**RECORDS FOR THIS EXERCISE**
- - - - -
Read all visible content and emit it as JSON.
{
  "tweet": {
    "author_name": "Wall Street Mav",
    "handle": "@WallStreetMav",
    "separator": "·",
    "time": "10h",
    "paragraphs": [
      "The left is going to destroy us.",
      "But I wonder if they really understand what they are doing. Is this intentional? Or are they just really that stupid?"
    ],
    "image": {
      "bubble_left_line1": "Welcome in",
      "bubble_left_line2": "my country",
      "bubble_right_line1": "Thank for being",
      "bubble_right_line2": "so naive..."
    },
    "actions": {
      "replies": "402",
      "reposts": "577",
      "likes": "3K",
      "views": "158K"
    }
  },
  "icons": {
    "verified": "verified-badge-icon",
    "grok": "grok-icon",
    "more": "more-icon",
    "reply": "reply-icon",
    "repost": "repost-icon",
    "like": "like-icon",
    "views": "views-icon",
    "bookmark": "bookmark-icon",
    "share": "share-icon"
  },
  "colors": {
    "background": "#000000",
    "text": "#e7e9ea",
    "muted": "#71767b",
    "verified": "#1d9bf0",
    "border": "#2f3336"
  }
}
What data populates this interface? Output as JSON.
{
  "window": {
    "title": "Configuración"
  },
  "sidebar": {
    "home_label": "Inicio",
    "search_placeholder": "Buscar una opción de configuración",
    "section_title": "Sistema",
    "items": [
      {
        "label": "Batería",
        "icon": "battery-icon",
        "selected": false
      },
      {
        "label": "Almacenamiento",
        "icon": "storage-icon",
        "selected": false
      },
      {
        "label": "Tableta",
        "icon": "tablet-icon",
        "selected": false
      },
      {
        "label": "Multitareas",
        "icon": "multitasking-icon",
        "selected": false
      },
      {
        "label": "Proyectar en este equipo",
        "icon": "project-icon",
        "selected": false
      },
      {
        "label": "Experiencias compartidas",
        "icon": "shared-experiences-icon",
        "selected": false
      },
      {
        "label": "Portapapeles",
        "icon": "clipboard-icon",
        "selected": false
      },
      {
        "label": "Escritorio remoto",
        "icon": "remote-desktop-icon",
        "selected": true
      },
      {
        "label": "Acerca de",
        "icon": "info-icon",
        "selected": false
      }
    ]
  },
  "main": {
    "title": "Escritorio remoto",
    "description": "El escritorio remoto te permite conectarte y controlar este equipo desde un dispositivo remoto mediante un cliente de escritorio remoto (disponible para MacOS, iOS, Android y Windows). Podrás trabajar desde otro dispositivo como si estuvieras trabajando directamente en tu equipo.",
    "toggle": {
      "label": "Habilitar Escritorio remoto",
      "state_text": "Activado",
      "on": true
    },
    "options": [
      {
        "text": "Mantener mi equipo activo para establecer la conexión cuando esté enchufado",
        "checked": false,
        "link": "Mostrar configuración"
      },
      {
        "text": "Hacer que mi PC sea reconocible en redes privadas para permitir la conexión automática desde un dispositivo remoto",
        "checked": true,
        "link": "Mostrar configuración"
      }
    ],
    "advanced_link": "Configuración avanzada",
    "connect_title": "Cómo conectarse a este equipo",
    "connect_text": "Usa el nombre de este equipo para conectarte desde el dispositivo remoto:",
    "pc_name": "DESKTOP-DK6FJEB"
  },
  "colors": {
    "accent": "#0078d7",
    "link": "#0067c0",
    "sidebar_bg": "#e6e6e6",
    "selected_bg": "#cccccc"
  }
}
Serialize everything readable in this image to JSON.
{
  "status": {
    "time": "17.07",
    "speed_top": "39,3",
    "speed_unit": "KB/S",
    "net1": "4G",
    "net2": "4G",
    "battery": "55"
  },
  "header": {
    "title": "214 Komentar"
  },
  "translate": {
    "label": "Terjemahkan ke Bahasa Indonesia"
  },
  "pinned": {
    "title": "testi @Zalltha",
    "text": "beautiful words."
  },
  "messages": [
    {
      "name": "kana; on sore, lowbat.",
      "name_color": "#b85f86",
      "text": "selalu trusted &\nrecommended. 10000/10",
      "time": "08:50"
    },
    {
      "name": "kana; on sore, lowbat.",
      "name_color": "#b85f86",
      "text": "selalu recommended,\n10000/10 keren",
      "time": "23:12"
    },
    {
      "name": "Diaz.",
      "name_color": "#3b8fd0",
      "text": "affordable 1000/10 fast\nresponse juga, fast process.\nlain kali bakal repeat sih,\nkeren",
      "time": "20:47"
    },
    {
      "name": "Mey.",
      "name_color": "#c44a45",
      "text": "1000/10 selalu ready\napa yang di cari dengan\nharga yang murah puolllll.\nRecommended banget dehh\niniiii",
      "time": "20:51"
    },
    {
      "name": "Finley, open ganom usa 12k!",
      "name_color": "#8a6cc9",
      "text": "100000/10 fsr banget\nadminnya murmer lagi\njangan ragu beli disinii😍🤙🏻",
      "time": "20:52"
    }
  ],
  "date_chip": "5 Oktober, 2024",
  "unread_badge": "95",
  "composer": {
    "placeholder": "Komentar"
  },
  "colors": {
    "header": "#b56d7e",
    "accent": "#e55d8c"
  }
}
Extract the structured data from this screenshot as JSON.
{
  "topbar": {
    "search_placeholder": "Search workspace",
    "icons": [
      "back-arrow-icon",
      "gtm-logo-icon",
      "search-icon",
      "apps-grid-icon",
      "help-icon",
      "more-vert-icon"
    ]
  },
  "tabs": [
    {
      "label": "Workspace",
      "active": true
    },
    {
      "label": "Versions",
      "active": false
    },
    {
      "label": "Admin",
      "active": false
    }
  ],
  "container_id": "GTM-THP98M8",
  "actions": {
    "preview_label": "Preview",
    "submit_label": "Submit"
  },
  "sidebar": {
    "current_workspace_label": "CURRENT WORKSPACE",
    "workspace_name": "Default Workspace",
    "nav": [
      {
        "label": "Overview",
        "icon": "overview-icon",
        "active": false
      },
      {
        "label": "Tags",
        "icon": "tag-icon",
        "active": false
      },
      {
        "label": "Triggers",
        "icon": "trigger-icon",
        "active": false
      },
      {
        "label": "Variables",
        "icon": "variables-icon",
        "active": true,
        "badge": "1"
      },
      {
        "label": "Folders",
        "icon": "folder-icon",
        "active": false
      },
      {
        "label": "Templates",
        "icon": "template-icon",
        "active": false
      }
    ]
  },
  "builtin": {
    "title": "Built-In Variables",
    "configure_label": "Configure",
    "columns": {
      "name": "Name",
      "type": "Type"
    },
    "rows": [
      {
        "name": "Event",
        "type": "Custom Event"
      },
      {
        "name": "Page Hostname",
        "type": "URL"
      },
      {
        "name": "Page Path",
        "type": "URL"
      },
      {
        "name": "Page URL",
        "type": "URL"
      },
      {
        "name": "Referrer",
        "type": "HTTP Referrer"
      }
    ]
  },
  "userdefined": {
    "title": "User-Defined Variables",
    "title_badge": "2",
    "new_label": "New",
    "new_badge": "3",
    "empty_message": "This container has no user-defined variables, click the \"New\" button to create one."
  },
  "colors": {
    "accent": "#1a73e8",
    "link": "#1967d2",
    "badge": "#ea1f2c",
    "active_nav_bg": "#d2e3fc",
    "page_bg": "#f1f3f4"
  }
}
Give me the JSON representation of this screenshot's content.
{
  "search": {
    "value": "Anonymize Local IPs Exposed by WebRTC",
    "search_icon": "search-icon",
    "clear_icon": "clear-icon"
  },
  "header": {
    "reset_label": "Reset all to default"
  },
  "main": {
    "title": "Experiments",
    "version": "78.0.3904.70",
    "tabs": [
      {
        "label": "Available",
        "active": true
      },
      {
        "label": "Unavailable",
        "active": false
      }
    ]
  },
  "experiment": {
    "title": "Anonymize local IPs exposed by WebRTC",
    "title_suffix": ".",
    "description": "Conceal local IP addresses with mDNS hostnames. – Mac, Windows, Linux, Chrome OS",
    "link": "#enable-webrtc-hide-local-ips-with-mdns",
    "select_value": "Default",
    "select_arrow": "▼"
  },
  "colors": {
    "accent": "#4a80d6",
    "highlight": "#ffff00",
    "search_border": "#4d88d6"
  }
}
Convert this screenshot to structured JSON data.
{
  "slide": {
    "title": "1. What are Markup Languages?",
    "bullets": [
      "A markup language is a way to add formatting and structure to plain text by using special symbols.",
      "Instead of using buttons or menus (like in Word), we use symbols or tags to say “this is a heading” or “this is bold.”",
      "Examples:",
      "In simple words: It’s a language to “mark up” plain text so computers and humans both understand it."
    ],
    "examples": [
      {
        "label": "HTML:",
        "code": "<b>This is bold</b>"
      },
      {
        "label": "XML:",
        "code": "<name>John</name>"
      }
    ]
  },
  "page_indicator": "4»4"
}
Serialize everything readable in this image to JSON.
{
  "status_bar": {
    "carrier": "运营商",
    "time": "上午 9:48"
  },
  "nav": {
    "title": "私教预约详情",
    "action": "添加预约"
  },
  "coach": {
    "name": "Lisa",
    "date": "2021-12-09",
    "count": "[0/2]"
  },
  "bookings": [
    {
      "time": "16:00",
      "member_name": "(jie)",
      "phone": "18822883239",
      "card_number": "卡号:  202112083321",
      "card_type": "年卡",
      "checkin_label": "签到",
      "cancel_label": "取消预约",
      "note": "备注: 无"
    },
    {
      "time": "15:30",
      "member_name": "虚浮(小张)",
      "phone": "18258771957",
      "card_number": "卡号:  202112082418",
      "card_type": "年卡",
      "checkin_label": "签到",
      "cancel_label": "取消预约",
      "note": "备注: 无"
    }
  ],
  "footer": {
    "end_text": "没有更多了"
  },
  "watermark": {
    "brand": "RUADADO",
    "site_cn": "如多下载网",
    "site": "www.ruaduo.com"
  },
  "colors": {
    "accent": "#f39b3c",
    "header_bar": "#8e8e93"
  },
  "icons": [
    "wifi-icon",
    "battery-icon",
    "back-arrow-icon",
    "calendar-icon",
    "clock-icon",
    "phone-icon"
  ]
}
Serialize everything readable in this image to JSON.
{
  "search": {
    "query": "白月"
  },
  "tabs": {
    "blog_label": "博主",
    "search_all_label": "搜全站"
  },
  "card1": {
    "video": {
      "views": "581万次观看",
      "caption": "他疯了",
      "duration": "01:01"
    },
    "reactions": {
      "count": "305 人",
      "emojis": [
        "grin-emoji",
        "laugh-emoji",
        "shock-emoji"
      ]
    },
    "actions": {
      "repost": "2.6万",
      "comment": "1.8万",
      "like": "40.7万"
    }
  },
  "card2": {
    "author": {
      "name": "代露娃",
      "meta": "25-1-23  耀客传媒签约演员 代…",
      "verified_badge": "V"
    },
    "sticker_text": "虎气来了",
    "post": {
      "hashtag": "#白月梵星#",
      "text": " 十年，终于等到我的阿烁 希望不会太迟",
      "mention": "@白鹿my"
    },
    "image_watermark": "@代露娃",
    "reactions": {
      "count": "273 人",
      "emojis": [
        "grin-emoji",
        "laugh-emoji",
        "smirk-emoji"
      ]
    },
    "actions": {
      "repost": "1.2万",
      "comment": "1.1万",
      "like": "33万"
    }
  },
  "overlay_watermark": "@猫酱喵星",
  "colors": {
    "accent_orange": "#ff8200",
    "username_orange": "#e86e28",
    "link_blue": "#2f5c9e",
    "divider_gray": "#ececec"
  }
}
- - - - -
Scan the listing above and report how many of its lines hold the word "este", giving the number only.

**RESPONSE TO THIS EXERCISE**
4